“I really love covering stories of people who don't get a voice very often,” Akiya says.


Reporter, the 9th Street Journal

Nicole Kagan


Nicole Kagan’s introduction to the DeWitt Wallace Center for Media & Democracy came when she visited Duke during her junior year of high school. She arranged to visit Bill Adair’s advanced journalism class — the class that created what is now The 9th Street Journal.

She arrived at the class location, Sanford 143, and stopped short.

“I was very confused, I thought I had the wrong place,” Nicole recalls. “Because what I walked into was of course Bill’s office, and students are on the couch and eating snacks and talking about their ledes, all that stuff. I didn’t say a single word.”

“It was the coolest thing I’d ever seen.”

At Duke, Nicole joined the staff of The 9th Street Journal, writing stories ranging from an account of Elon Musk’s harassment of a Duke professor to a fly-on-the wall report on Mardi Gras, Bull City-style.

She also worked for all four years as one of Adair’s research assistants on his book “Beyond the Big Lie: The epidemic of political lying, why Republicans do it more, and how it could burn down our democracy,” due out in October from Simon & Schuster.

“Bill from the start was the most amazing mentor, instrumental to my journalism career in every way, at Duke and beyond,” Nicole says.

Woman holding front page of newspaper
Nicole holding the front page of the Boston Globe which features her story 

Nicole spent a summer interning for 9th Street before landing internships at the Los Angeles Times and the Boston Globe.

Her experience at the Globe confirmed her passion for journalism.

“I fell in love with journalism all over again,” she says. “Being in the room with a Pulitzer Prize-winner to my left and a fellow student to my right… I felt very immersed in the newsroom. It was an amazing experience.”

Nicole is still weighing her post-graduation possibilities, which range from a podcasting network to a print magazine.

Wherever she ends up, she says she’ll miss the DeWitt-Wallace hallway.

“It’s been fun to sort of develop relationships with each office along the way — so that it takes me longer and longer to get to the Reporters’ Lab,” she says.

Without the center, she says, her four years at Duke would have been entirely different.

“I truly could not imagine my Duke experience without the relationships and experiences that I’ve made and had in this hallway,” she says.

“I constantly am bragging to all my friends about the Reporters’ Lab and 9th Street and the DeWitt Wallace Center.

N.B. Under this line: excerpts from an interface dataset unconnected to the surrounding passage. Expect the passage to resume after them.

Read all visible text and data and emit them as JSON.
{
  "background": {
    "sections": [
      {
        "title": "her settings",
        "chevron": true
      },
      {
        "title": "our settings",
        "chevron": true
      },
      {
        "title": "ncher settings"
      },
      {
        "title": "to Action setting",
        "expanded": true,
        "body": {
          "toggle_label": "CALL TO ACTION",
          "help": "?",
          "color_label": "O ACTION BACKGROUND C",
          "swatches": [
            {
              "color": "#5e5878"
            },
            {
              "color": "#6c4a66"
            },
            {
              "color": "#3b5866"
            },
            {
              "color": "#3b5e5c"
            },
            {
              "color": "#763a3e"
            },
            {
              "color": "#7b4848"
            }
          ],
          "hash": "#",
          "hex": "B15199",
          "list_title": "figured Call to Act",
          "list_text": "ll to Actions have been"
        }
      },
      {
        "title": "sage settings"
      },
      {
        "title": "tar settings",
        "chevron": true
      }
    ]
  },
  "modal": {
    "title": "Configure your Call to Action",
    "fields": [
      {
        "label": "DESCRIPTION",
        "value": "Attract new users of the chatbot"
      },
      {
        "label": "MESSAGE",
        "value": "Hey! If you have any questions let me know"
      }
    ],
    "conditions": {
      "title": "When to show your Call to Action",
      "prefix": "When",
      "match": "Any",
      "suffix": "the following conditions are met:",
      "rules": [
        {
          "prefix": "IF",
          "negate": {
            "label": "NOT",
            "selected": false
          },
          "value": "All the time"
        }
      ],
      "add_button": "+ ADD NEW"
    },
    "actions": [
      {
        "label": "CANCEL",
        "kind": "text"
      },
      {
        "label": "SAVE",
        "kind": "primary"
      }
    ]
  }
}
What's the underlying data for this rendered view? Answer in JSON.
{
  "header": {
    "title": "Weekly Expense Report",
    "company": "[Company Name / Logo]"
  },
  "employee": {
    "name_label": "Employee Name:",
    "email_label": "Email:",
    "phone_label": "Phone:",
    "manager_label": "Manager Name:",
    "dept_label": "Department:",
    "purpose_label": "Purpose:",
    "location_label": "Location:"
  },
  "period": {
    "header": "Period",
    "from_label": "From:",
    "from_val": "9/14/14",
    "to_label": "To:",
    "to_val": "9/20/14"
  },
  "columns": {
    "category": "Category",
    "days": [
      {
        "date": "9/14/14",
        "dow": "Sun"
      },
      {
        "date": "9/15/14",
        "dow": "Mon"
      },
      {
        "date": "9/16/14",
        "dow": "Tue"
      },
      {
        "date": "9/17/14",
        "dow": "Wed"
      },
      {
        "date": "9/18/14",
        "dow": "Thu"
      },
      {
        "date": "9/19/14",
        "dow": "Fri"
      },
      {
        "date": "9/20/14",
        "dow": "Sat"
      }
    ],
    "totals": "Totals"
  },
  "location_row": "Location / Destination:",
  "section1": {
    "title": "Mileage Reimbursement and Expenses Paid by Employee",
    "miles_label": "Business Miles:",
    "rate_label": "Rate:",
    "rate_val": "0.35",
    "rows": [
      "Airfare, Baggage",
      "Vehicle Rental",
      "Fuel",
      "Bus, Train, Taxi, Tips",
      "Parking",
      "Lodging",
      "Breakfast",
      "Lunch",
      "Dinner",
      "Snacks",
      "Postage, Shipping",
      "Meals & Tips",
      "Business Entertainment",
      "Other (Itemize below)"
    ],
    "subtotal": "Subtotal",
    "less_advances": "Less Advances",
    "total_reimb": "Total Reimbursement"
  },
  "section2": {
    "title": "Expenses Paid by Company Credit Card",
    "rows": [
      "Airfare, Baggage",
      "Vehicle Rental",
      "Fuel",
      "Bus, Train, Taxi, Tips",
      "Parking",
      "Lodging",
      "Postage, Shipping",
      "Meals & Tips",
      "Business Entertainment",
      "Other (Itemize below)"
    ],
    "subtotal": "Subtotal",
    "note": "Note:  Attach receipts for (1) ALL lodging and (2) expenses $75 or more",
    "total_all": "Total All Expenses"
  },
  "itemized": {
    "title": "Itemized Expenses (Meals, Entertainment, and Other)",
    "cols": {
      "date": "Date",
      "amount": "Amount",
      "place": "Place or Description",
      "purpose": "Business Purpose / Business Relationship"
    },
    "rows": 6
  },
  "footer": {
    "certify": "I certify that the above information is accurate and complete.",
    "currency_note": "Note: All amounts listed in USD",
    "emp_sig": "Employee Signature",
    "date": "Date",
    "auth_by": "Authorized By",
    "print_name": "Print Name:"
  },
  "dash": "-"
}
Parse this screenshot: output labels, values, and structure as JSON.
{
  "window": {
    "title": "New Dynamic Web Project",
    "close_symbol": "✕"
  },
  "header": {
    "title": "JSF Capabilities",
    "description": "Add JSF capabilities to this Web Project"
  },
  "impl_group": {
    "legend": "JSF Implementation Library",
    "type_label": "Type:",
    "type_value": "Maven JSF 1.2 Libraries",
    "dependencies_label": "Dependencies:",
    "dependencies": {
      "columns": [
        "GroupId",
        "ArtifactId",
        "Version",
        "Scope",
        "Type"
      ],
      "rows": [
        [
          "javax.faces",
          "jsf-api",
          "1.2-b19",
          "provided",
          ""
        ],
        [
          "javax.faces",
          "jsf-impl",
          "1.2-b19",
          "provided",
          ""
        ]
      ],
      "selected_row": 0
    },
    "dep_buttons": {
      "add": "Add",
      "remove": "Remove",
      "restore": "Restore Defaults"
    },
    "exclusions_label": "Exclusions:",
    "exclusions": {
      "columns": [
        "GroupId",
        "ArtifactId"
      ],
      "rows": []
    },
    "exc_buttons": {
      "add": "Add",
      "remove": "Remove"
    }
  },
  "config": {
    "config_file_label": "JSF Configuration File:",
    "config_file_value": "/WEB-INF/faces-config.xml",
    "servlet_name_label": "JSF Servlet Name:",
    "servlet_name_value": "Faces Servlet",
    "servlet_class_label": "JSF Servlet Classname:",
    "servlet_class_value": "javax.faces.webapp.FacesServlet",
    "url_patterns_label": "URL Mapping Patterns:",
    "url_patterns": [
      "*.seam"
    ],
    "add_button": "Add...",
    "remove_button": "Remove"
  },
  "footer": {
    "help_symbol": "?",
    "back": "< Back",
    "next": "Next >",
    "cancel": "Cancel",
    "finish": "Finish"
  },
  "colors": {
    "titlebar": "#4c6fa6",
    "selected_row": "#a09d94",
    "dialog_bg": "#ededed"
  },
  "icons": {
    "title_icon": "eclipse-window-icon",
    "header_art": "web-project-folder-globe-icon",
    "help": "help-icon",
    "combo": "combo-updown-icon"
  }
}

I think you all together provide a very unique experience for college students.”